Claimant is owner of two European trademarks protected in classes 9, 10, 35 and 44. Namely, for medical instruments and services based on bioresonance. The defendant, a former employee of the claimant established an own company and became a competitor of the claimant.
In its business communications addressed to the relevant public, the defendant stated that his goods bearing the trademarks are genuine products as opposed to the claimant’s products bearing the same trademarks which are fake and called the relevant public for a boycott of the claimant’s products. The claimant filed a request for interim injunction in which he asked to prohibit the defendant from using their mark.
The Metropolitan Court prohibited the defendant by interim injunction from using claimant’s mark in the above context. The Tribunal held that defendant’s activity is supposedly trademark infringement. The defendant in his advertisements claimed that the goods offered by him for sale are of better quality than those traded by the claimant. This allegation was unfair.
The defendant filed an appeal with the Metropolitan Court of Appeal, which was successful, and the Court annulled the Tribunal’s decision. The Court held that the defendant’s use of the mark did not qualify as trademark use within the meaning of the EUTMR. As the parties traded the goods parallelly, the consumers associated the sign with both parties. The claim based on unfair competition could not be judged on the basis of the Trademark Act.

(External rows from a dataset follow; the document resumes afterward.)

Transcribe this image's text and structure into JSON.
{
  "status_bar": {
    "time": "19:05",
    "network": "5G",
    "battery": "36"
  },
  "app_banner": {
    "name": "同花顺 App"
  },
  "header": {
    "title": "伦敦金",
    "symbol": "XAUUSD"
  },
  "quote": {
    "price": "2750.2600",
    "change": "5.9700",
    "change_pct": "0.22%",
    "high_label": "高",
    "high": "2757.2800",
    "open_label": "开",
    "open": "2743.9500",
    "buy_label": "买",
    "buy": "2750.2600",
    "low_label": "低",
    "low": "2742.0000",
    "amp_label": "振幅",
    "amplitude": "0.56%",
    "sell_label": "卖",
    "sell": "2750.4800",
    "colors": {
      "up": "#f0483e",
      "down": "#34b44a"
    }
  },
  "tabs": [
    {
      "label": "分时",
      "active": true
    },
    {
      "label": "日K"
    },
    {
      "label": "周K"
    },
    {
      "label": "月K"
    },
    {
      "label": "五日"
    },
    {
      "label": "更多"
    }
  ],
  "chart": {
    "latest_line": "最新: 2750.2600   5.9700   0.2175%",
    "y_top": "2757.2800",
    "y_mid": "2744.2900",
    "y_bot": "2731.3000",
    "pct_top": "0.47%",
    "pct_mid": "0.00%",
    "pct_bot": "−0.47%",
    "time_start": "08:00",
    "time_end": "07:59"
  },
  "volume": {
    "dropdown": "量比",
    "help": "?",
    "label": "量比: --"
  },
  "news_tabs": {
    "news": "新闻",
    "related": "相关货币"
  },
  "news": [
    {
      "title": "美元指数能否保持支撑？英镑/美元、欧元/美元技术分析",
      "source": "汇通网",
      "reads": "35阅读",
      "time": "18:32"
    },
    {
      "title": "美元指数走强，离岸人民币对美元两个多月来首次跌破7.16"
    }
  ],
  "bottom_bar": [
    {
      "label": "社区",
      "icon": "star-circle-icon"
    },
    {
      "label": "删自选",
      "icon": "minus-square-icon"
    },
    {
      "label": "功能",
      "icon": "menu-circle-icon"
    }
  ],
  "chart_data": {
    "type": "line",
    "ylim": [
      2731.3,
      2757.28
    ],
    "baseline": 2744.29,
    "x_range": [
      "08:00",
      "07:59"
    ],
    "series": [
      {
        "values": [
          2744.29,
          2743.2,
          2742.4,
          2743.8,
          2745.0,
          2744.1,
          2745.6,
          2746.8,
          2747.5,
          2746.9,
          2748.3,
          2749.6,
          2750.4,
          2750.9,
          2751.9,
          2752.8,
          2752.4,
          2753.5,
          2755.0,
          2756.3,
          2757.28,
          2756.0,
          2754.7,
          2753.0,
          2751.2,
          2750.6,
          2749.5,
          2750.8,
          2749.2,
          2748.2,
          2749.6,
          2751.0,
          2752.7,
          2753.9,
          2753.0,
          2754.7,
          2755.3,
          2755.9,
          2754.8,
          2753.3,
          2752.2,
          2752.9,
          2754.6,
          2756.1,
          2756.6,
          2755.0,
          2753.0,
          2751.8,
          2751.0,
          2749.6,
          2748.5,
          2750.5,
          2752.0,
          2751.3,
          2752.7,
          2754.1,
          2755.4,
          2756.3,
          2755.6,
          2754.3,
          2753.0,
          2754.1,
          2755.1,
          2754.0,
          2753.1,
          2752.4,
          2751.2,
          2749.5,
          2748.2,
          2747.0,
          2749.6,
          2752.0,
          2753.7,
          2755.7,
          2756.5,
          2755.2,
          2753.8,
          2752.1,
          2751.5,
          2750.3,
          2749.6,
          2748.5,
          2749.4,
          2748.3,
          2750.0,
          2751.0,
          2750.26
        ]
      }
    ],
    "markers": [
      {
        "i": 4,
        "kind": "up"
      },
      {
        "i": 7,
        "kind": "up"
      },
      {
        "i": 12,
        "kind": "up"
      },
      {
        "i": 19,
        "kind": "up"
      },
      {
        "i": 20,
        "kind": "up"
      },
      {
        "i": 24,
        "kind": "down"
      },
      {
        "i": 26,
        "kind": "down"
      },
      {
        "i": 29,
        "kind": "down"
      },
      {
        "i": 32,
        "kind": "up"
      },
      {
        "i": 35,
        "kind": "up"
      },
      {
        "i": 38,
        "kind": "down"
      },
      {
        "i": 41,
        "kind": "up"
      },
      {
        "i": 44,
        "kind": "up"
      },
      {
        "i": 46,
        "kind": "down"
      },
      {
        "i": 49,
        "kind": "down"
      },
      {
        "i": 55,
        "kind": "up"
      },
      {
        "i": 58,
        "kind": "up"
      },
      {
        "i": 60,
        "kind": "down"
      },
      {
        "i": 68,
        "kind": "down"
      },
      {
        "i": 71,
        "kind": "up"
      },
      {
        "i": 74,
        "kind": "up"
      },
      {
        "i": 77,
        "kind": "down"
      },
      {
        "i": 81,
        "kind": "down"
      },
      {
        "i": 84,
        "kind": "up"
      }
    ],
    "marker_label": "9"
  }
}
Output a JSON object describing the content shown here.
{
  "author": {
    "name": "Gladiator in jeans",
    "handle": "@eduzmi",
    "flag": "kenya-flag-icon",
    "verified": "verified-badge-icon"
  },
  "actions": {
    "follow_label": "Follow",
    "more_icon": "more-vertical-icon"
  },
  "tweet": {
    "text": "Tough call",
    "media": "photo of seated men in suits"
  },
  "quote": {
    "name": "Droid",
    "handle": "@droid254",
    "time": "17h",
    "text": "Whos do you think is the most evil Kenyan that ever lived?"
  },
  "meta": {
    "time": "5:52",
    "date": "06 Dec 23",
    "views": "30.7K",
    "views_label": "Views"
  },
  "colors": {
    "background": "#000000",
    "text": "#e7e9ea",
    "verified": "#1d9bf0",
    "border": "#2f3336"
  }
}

The claimant requested review with the Supreme Court. The Supreme Court changed the decision of the court of second instance. The Supreme Court held that in the advertisements and offers the defendant used claimant’s mark. This activity of the defendant must be qualified as use of the mark in the frame of trade and is therefore deemed to be infringement. The Supreme Court held that the Tribunal was right in his conclusion in respect of trademark infringement. Moreover, the Tribunal was also right considering the unfair behaviour of the defendant: the mark must be used within the framework of fair trade. Contrary to the decision of the court of second instance, the circumstance that the infringement can be condemned also under the Law of Competition, does not exclude the condemnation under the Trademark Law. In a procedure for interim injunction, it is not necessary to prove the situation in every detail, it is enough to prove the probability of infringement.
The situation of the hereabove reported case seems to be a good example for the dilemma of the judges, namely a positive decision by the Tribunal, a negative one by the Court of Appeal and a positive one again by the Supreme Court. It is worthwhile repeating in this respect the word of the Supreme Court, which underlines that the function of the interim injunction is to secure a provisional measure. It follows from the idea that the final decision, i. e. judgement in merito can sometimes differ from the interim injunction.
I believe that regarding the question of judging the case on the basis of the Trademark Law and Competition Law separately or in a complex manner, the instruction of the Supreme Court is especially positive when it produces the complex appreciation of the two legal measures. In Hungarian case-law it happens quite often that courts (as in the here reported case: the Court of Appeal) prefer a separate handling of trademark infringement from an unfair competition action.
Doctor of the Hungarian Academy of Sciences